When the rillettes arrived, my mom was a little put off by the congealed fat the chunks of meat were preserved in. Think duck confit before it's pulled out of the fat and cooked, or carnitas before they're fried. Spread thinly on buttered toast with the rhubarb and currant jam it was a perfect snack with my crisp Belgian lager. Still, I could only eat so much (the serving is at least enough for four people) and when the server returned, he asked if we had liked it. Mom spoke up, "It's all fat!" Of course, so is butter, but you usually don't get a whole bowl of it to eat with a spoon. He handled it well, giggling a bit and saying "Well I guess that's what I like about it!"
Since that hadn't gone over so well, I saw an opportunity to add another dish to the menu - a ragout of spring vegetables topped with a farm egg and shaved pecorino romano cheese. This turned out to be the belle of the ball - a pitch perfect saute of green spring peas, asparagus and chard, sauced with butter and topped with a runny egg. It arrived with the farm chicken with sausage and frites, and the side of collard greens with grit fritters. Mom also didn't like the collard greens, because they weren't cooked down to melting (it's a southern thing) but I loved them. They were limp but still firm, flavored with bacon and a bit of vinegar, and topped with the little puffed fried pillows of grits - a whimsical touch that added a nice bit of crunch.
The chicken I found a little ordinary. I missed the "summer sausage" designation on the menu, and was surprised to find three slices of sausage that tasted just like Hickory Farms' on the plate. The fries were fine, as was the chicken, but the dish just wasn't all that special. It was also extremely salty. We were envious of our neighbors, who had ordered the mussels, followed by the flank steak. They were gracious enough to let me snap a photo, and even offered bites - which we declined (though I was tempted.)
The dessert menu offered three choices, an almond financier, a crisp waffle with lemon confit, and chocolate pot de creme topped with sugared walnuts. I liked the choices and I was intrigued by the waffle, but we decided we were were just too stuffed. Before we could tell the server this though, he arrived bearing the chocolate pot de creme - on the house, because my mother hadn't liked the rillettes. (He also took it off the bill.) It was a sweet gesture, no pun intended, and the pot de creme was very good. The coffee I ordered to go with it was excellent as well.
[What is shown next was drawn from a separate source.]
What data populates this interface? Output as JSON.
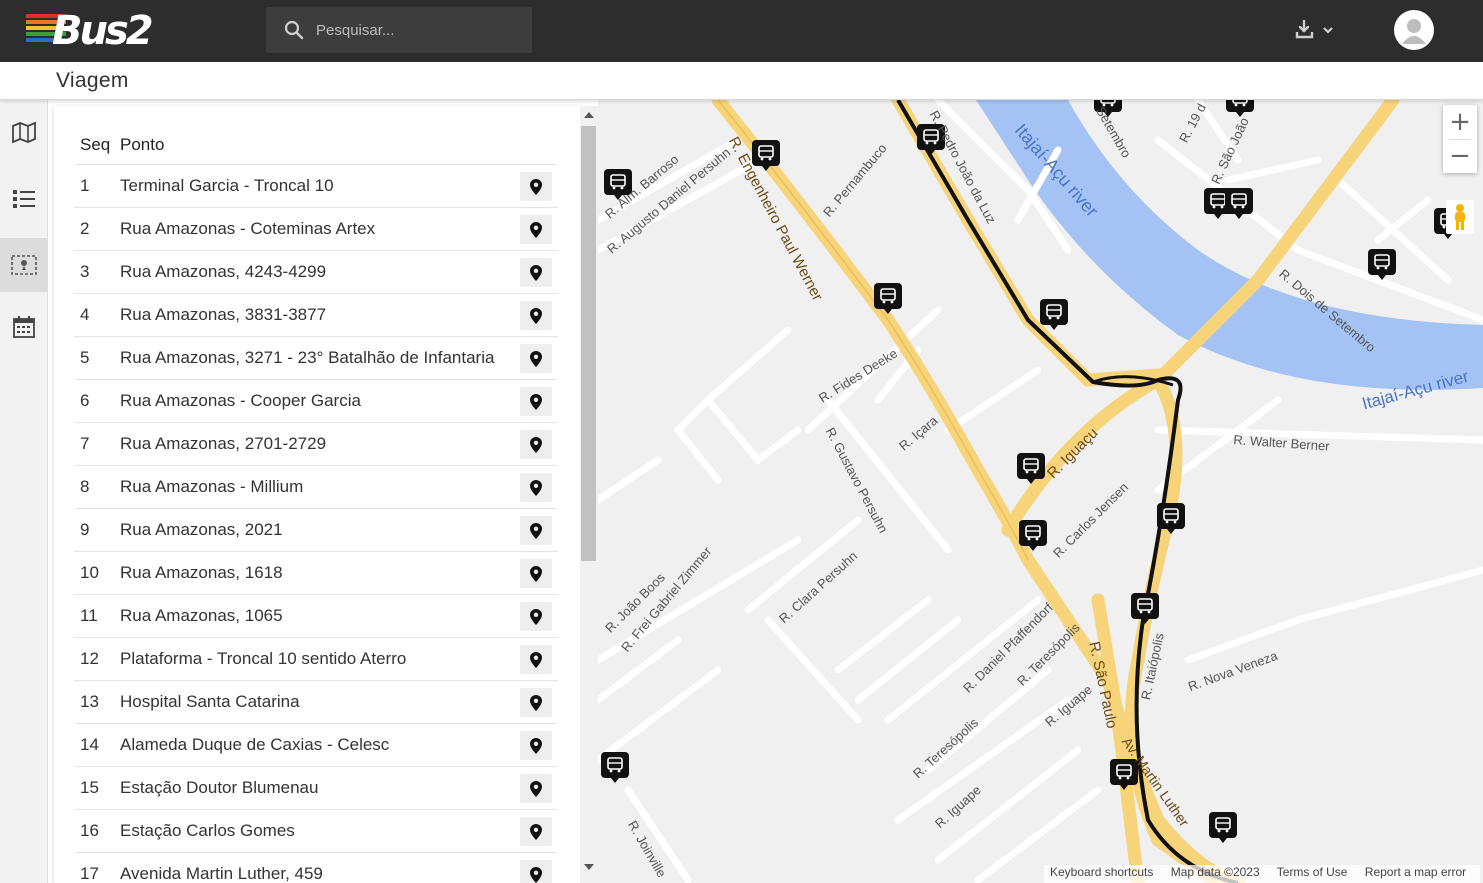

With the reasonable pricing, the originality of the menu and the comfortable but lively atmosphere, I think the Publican is delivering what many people are looking for in a dining experience these days. It has an intelligent sensibility without being intimidating, and will deliver an original and interesting meal (if you order properly) without breaking the bank. It's a place you could go on a date or with some friends, and even singles belly up in the bar area for a beer and some chicharrones. If I were looking for a place to go with a crowd or just a good weeknight bite, this place would be at the top of my list. If I lived here, I'm pretty sure I'd be a regular.
845 W Fulton Market
(about ten minutes from downtown - just outside the Loop)
reservations available on Open Table
Frank Bruni posted his review of the Publican yesterday - you can read it here, and don't miss the slideshow!